Ed Stetzer is the editor-in-chief of Outreach magazine, host of the Stetzer ChurchLeaders Podcast, and a professor and dean at Wheaton College where he also serves as executive director of the Wheaton College Billy Graham Center. He has planted, revitalized, and pastored churches, trained pastors and church planters on six continents, and has written hundreds of articles and a dozen books.
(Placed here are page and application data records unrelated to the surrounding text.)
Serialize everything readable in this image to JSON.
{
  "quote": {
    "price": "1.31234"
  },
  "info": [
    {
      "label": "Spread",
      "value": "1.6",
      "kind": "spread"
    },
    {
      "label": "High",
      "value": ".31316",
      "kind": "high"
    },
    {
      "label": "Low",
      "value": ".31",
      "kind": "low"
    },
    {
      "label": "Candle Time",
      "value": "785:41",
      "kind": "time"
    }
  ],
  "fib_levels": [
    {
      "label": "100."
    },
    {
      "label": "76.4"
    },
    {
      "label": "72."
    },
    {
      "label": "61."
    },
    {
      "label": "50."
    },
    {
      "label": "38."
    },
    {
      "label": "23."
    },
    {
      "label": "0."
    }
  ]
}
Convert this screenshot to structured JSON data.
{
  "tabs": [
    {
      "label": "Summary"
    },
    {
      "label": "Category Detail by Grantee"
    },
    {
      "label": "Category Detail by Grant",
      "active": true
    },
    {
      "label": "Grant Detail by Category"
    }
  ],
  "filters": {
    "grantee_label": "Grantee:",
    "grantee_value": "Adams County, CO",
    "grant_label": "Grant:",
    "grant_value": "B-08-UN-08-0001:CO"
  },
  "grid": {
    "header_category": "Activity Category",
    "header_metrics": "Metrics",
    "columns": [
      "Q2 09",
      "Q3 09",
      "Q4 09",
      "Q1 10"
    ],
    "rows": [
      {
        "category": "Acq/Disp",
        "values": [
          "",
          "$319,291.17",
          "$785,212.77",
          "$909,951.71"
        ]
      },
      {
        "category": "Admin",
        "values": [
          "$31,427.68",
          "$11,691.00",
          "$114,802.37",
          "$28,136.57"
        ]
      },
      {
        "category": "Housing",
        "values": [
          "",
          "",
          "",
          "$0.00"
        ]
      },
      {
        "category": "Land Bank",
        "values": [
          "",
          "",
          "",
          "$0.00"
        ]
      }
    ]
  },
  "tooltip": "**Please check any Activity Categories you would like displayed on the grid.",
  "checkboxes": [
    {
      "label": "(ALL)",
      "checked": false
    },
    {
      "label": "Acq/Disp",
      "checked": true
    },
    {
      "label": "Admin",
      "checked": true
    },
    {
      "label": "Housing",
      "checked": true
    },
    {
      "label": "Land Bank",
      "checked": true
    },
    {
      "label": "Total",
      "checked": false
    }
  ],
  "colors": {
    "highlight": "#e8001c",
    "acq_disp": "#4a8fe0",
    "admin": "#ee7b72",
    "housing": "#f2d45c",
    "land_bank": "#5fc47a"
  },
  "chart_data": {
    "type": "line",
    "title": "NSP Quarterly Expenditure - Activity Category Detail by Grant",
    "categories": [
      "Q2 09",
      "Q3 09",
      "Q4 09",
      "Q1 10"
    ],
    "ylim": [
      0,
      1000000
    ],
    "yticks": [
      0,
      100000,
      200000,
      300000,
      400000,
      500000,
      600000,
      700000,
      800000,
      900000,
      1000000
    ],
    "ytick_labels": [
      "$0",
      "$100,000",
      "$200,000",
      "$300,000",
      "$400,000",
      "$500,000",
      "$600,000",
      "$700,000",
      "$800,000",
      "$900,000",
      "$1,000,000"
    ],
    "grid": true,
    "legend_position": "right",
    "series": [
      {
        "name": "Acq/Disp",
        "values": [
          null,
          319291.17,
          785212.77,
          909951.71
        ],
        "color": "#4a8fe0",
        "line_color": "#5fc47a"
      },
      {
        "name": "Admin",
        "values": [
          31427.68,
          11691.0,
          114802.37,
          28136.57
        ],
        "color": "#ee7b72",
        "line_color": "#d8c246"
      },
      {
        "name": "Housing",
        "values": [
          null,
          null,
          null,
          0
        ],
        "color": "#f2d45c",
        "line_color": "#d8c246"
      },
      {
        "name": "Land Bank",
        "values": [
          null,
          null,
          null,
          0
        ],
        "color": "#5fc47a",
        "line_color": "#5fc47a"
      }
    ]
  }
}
He currently serves as interim teaching pastor of Calvary Church in New York City and teaching pastor at Highpoint Church in Naperville, Illinois.

He is also regional director for Lausanne North America, and is frequently cited in, interviewed by and writes for news outlets such as USA Today and CNN. He is the founding editor of The Gospel Project, and his national radio show, Ed Stetzer Live, airs Saturdays on Moody Radio and affiliates.